Currently, miRNA-based treatment approaches for cancer, including tumor-suppressor epi-miRs, are tested in in vitro and in vivo experiments. Although results seem promising further studies will be needed to clarify the safety and effectiveness of epi-miR therapy in clinical practice. We strongly believe that re-introduction of tumor-suppressor epi-miRs will allow for more effective, personalized therapies in the near future.



  1. Lemcke, H.; David, R. Potential mechanisms of microRNA mobility. Traffic 2018, 19, 910–917.
  2. Garcia-Lopez, J.; Brieno-Enriquez, M.A.; Del Mazo, J. MicroRNA biogenesis and variability. Biomol.

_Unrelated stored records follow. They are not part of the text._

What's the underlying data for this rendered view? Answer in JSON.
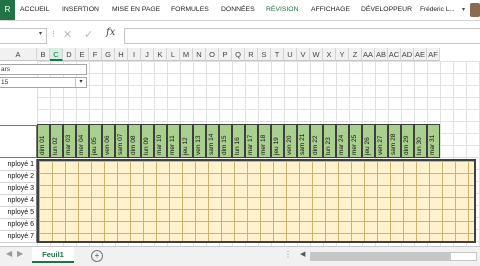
{
  "ribbon": {
    "file_tab": "R",
    "tabs": [
      "ACCUEIL",
      "INSERTION",
      "MISE EN PAGE",
      "FORMULES",
      "DONNÉES",
      "RÉVISION",
      "AFFICHAGE",
      "DÉVELOPPEUR"
    ],
    "active_tab": "RÉVISION",
    "user": "Fréderic L..."
  },
  "formula_bar": {
    "name_box": "",
    "formula": "",
    "fx_label": "fx"
  },
  "columns": [
    "A",
    "B",
    "C",
    "D",
    "E",
    "F",
    "G",
    "H",
    "I",
    "J",
    "K",
    "L",
    "M",
    "N",
    "O",
    "P",
    "Q",
    "R",
    "S",
    "T",
    "U",
    "V",
    "W",
    "X",
    "Y",
    "Z",
    "AA",
    "AB",
    "AC",
    "AD",
    "AE",
    "AF"
  ],
  "selected_column": "C",
  "controls": {
    "month_value": "ars",
    "year_value": "15"
  },
  "days": [
    "dim 01",
    "lun 02",
    "mar 03",
    "mer 04",
    "jeu 05",
    "ven 06",
    "sam 07",
    "dim 08",
    "lun 09",
    "mar 10",
    "mer 11",
    "jeu 12",
    "ven 13",
    "sam 14",
    "dim 15",
    "lun 16",
    "mar 17",
    "mer 18",
    "jeu 19",
    "ven 20",
    "sam 21",
    "dim 22",
    "lun 23",
    "mar 24",
    "mer 25",
    "jeu 26",
    "ven 27",
    "sam 28",
    "dim 29",
    "lun 30",
    "mar 31"
  ],
  "employees": [
    "nployé 1",
    "nployé 2",
    "nployé 3",
    "nployé 4",
    "nployé 5",
    "nployé 6",
    "nployé 7"
  ],
  "sheet_tabs": [
    "Feuil1"
  ],
  "colors": {
    "excel_green": "#217346",
    "header_fill": "#a9d08e",
    "body_fill": "#fff2cc"
  }
}
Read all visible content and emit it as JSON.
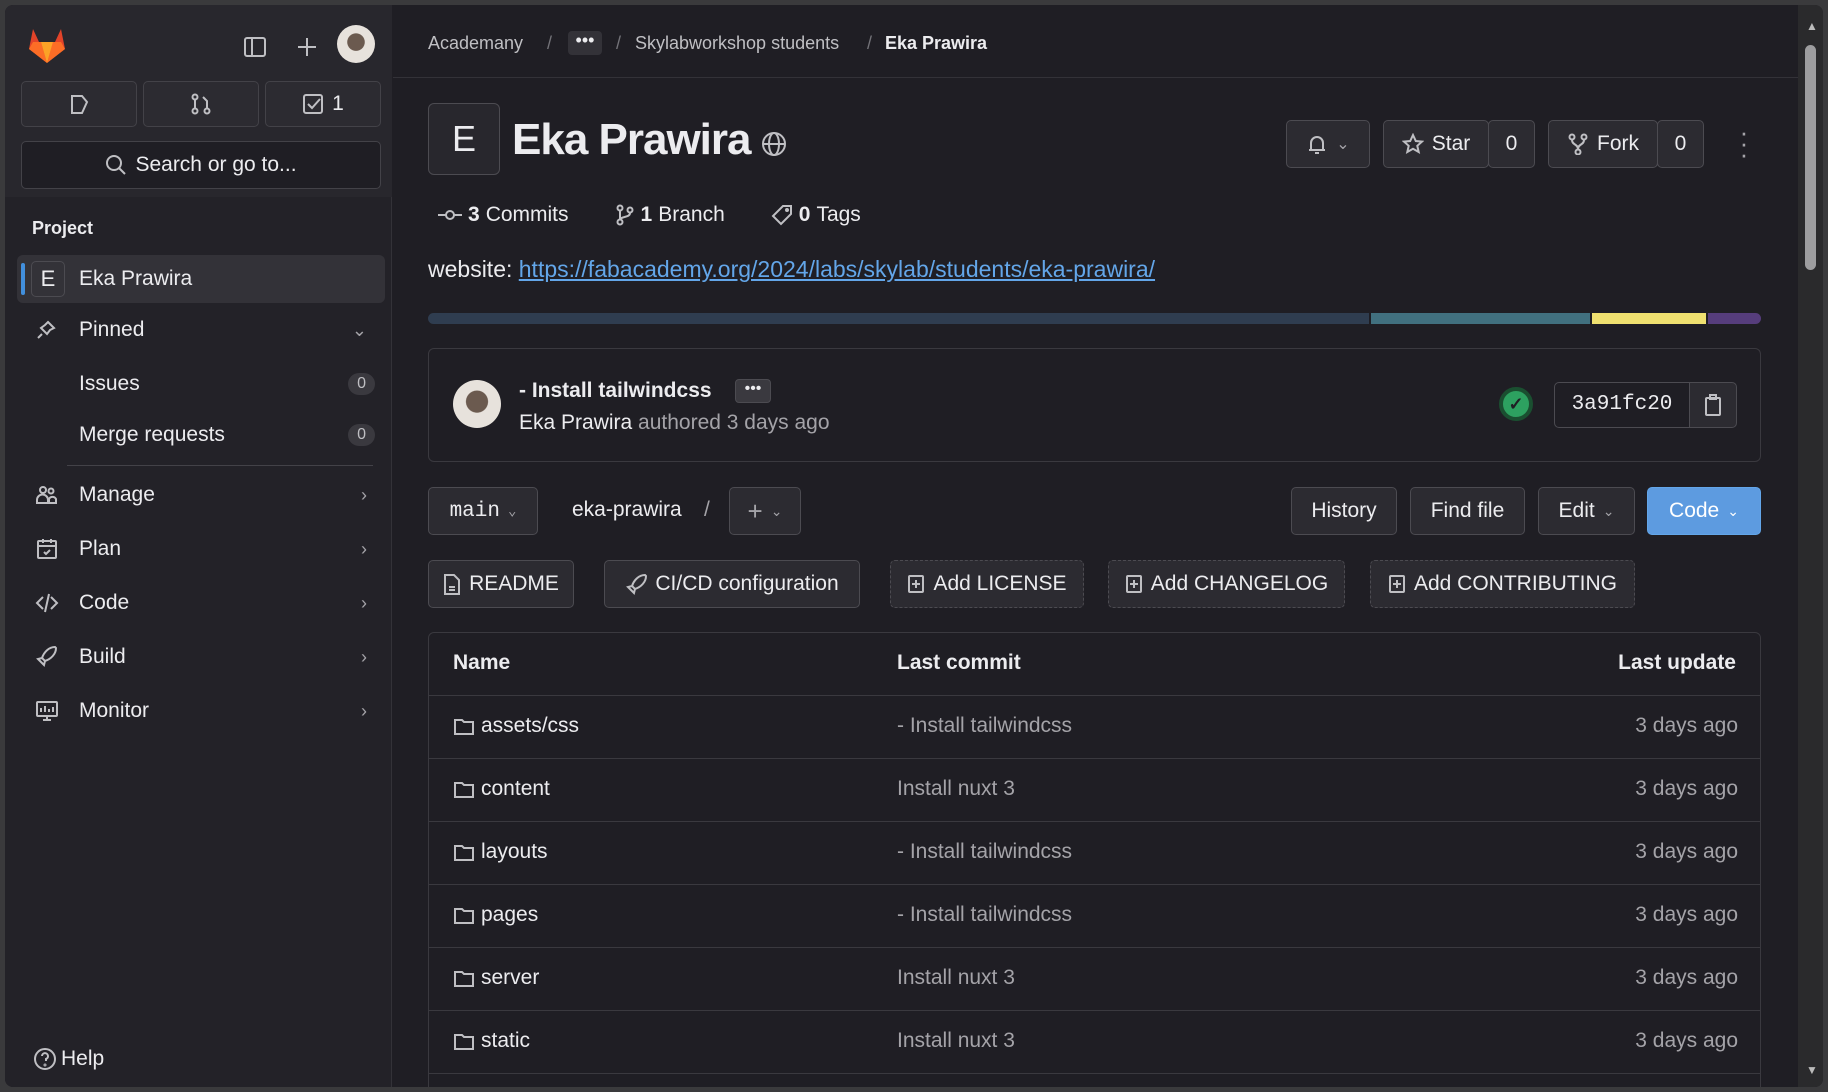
{
  "sidebar": {
    "todo_count": "1",
    "search_placeholder": "Search or go to...",
    "section": "Project",
    "project_initial": "E",
    "project_name": "Eka Prawira",
    "pinned": "Pinned",
    "issues": {
      "label": "Issues",
      "count": "0"
    },
    "merge_requests": {
      "label": "Merge requests",
      "count": "0"
    },
    "items": [
      {
        "label": "Manage",
        "icon": "users-icon"
      },
      {
        "label": "Plan",
        "icon": "calendar-icon"
      },
      {
        "label": "Code",
        "icon": "code-icon"
      },
      {
        "label": "Build",
        "icon": "rocket-icon"
      },
      {
        "label": "Monitor",
        "icon": "monitor-icon"
      }
    ],
    "help": "Help"
  },
  "breadcrumb": [
    "Academany",
    "Skylabworkshop students",
    "Eka Prawira"
  ],
  "project": {
    "initial": "E",
    "title": "Eka Prawira",
    "star_label": "Star",
    "star_count": "0",
    "fork_label": "Fork",
    "fork_count": "0",
    "commits_n": "3",
    "commits_label": "Commits",
    "branch_n": "1",
    "branch_label": "Branch",
    "tags_n": "0",
    "tags_label": "Tags",
    "website_label": "website:",
    "website_url": "https://fabacademy.org/2024/labs/skylab/students/eka-prawira/"
  },
  "languages": [
    {
      "color": "#2f3d50",
      "percent": 70.9
    },
    {
      "color": "#41707f",
      "percent": 16.5
    },
    {
      "color": "#efe070",
      "percent": 8.6
    },
    {
      "color": "#563d7c",
      "percent": 4.0
    }
  ],
  "commit": {
    "title": "- Install tailwindcss",
    "author": "Eka Prawira",
    "meta": "authored 3 days ago",
    "sha": "3a91fc20",
    "status": "passed",
    "status_color": "#2da160"
  },
  "repo": {
    "branch": "main",
    "path": "eka-prawira",
    "separator": "/",
    "history": "History",
    "find_file": "Find file",
    "edit": "Edit",
    "code": "Code",
    "accent": "#5d9be0"
  },
  "shortcuts": [
    "README",
    "CI/CD configuration",
    "Add LICENSE",
    "Add CHANGELOG",
    "Add CONTRIBUTING"
  ],
  "table": {
    "headers": [
      "Name",
      "Last commit",
      "Last update"
    ],
    "rows": [
      {
        "name": "assets/css",
        "commit": "- Install tailwindcss",
        "date": "3 days ago"
      },
      {
        "name": "content",
        "commit": "Install nuxt 3",
        "date": "3 days ago"
      },
      {
        "name": "layouts",
        "commit": "- Install tailwindcss",
        "date": "3 days ago"
      },
      {
        "name": "pages",
        "commit": "- Install tailwindcss",
        "date": "3 days ago"
      },
      {
        "name": "server",
        "commit": "Install nuxt 3",
        "date": "3 days ago"
      },
      {
        "name": "static",
        "commit": "Install nuxt 3",
        "date": "3 days ago"
      }
    ]
  }
}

Concepts 2013, 4, 367–380.
  3. Dai, E.; Yu, X.; Zhang, Y.; Meng, F.; Wang, S.; Liu, X.; Liu, D.; Wang, J.; Li, X.; Jiang, W. EpimiR: A database of curated mutual regulation between miRNAs and epigenetic modifications. Database 2014, 2014, bau023.
  4. Malumbres, M. miRNAs and cancer: An epigenetics view. Mol. Asp. Med. 2013, 34, 863–874.
  5. Memari, F.; Joneidi, Z.; Taheri, B.; Aval, S.F.; Roointan, A.; Zarghami, N. Epigenetics and Epi-miRNAs: Potential markers/therapeutics in leukemia. Biomed. Pharmacother. 2018, 106, 1668–1677.
  6. Svoronos, A.A.; Engelman, D.M.; Slack, F.J. OncomiR or Tumor Suppressor? The Duplicity of MicroRNAs in Cancer. Cancer Res. 2016, 76, 3666–3670.
  7. Oliveto, S.; Mancino, M.; Manfrini, N.; Biffo, S. Role of microRNAs in translation regulation and cancer. World J. Biol. Chem. 2017, 8, 45–56.
  8. Humphries, B.; Wang, Z.; Yang, C. MicroRNA Regulation of Epigenetic Modifiers in Breast Cancer. Cancers 2019, 11, 897.
  9. Corra, F.; Agnoletto, C.; Minotti, L.; Baldassari, F.; Volinia, S. The Network of Non-coding RNAs in Cancer Drug Resistance. Front. Oncol. 2018, 8, 327.
  10. Baumann, V.; Winkler, J. miRNA-based therapies: Strategies and delivery platforms for oligonucleotide and non-oligonucleotide agents. Future Med. Chem. 2014, 6, 1967–1984.
  11. Kota, J.; Chivukula, R.R.; O’Donnell, K.A.; Wentzel, E.A.; Montgomery, C.L.; Hwang, H.W.; Chang, T.C.; Vivekanandan, P.; Torbenson, M.; Clark, K.R.; et al. Therapeutic microRNA delivery suppresses tumorigenesis in a murine liver cancer model. Cell 2009, 137, 1005–1017.
  12. Zhang, Y.; Wang, Z.; Gemeinhart, R.A. Progress in MicroRNA Delivery. J. Control. Release 2013, 172, 962–974.
  13. Huang, X.; Schwind, S.; Yu, B.; Santhanam, R.; Wang, H.; Hoellerbauer, P.; Mims, A.; Klisovic, R.; Walker, A.R.; Chan, K.K.; et al. Targeted delivery of microRNA-29b by transferrin-conjugated anionic lipopolyplex nanoparticles: A novel therapeutic strategy in acute myeloid leukemia. Clin. Cancer Res. 2013, 19, 2355–2367.
Subjects: Others
Contributor MDPI registered users' name will be linked to their SciProfiles pages. To register with us, please refer to :
View Times: 549
Revisions: 2 times (View History)
Update Date: 09 Oct 2020